There is an old saying: when one door closes, another opens.
Begin Again is about new beginnings and unexpected possibilities.
Dan (Mark Ruffalo) is a disgraced record music executive going through a mid life crisis. He has been fired from the label he started, his relationship with his wife Miriam (Catherine Keener) and his daughter, Violet (Hailee Steinfeld) has been going down hill for years. Greta (Keira Knightley) has been with her boyfriend, Dave (Maroon 5 front man Adam Levine) for 5 years. Both singer-songwriters, Dave has been given a record deal and takes advantage of all the opportunities he has with his record deal. But with the record deal, comes the temptations and the loss of relationships, including his relationship with Greta. Greta has been friends with Steve (James Corden). He offers her a place to stay after her break up and encourages her to sing at an open mic night. Drowning his sorrows in whisky, Dan has a vision of Greta’s song played with a full band.
I enjoyed this movie. Breaking from the BBC, dark, period drama type of roles, Knightley’s Greta is on a journey from heartbreak to triumph; her singing voice is good. Ruffalo’s Dan is on a parallel journey. Levine, in his screen debut, is surprisingly good. I love that this movie was shot completely in New York City, providing a realistic backdrop.
I recommend this movie.
I heard once that when writing a script, whether is for stage or screen, the single key to the project’s success or failure success or failure is the script.
William Shakespeare, in all of the years that he wrote and with all of the plays he wrote, never wrote a bad play. Romeo and Juliet is one of his most famous works. It has been adapted countless times over the years and has been a staple of an English teachers curriculum for generations.
Anyone who had read my blog knows that Downton Abbey is one of my favorite television. As far as I am concerned, Julian Fellows can do no wrong as a TV writer (though some of the story lines in season 2 are a bit questionable, which is another topic for another time). That being said, and please pardon my French, Julian Fellows, what the f*ck did you do to Romeo and Juliet?

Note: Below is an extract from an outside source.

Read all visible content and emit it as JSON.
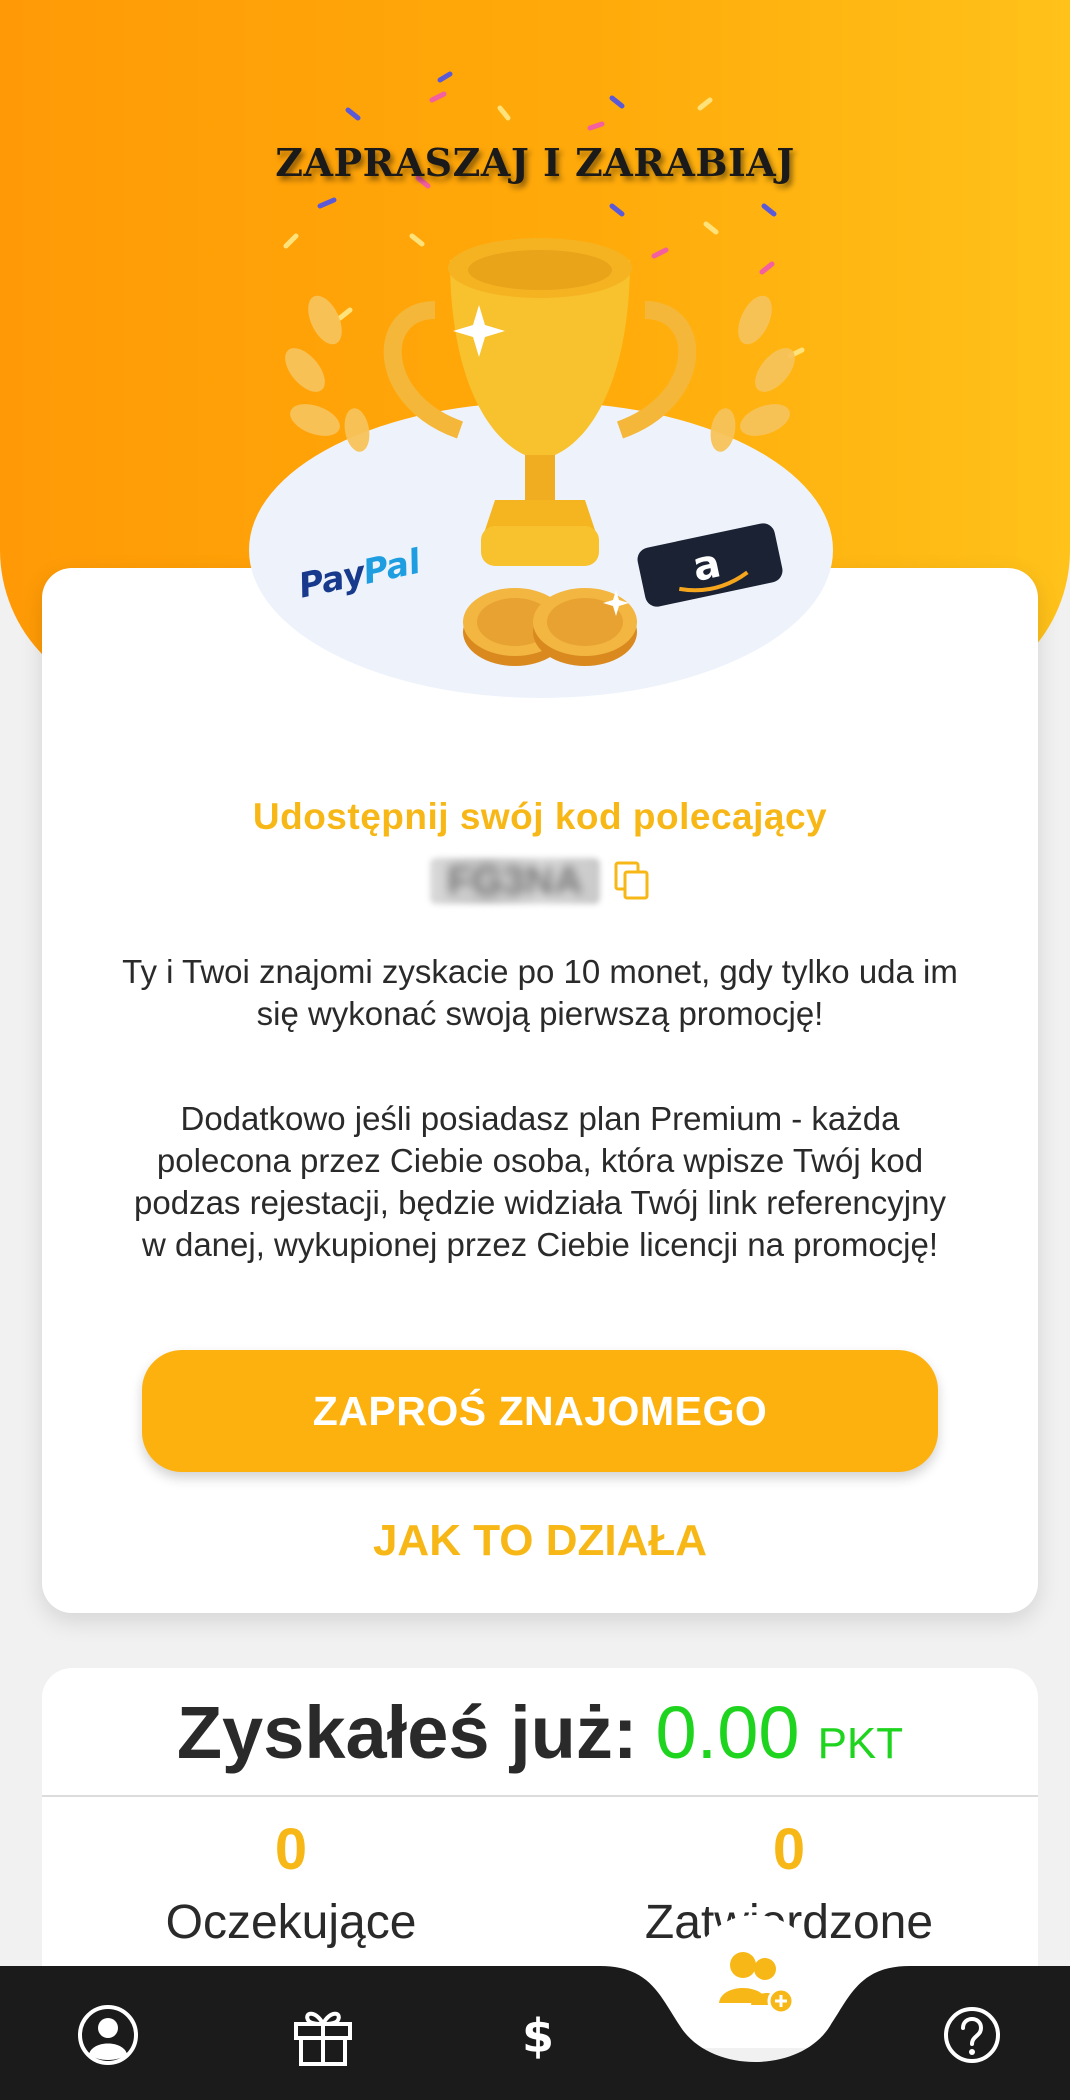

I cannot blame the cast. Romeo (Douglas Booth) and Juliet (Hailee Steinfeld) are both age appropriate and have reasonable chemistry, in addition to having the proper amount of romantic teenage angst. Ed Westwick, as Tybalt plays his part very well. Juliet’s parents, Lord Capulet (Damien Lewis) and Lady Capulet (Natascha McElhone) are well played, along with the rest of the cast.
The problem, itself, is in the screen play. Some scenes are missing and some have been added. The fact that it was filmed on location in Verona does provide a sense of reality. It was a valiant effort on the part of the filmmakers, but unfortunately, the movie fell short of my expectations.
The next time I want to see Romeo and Juliet, I will either watch the 1968 movie or the 1996 movie.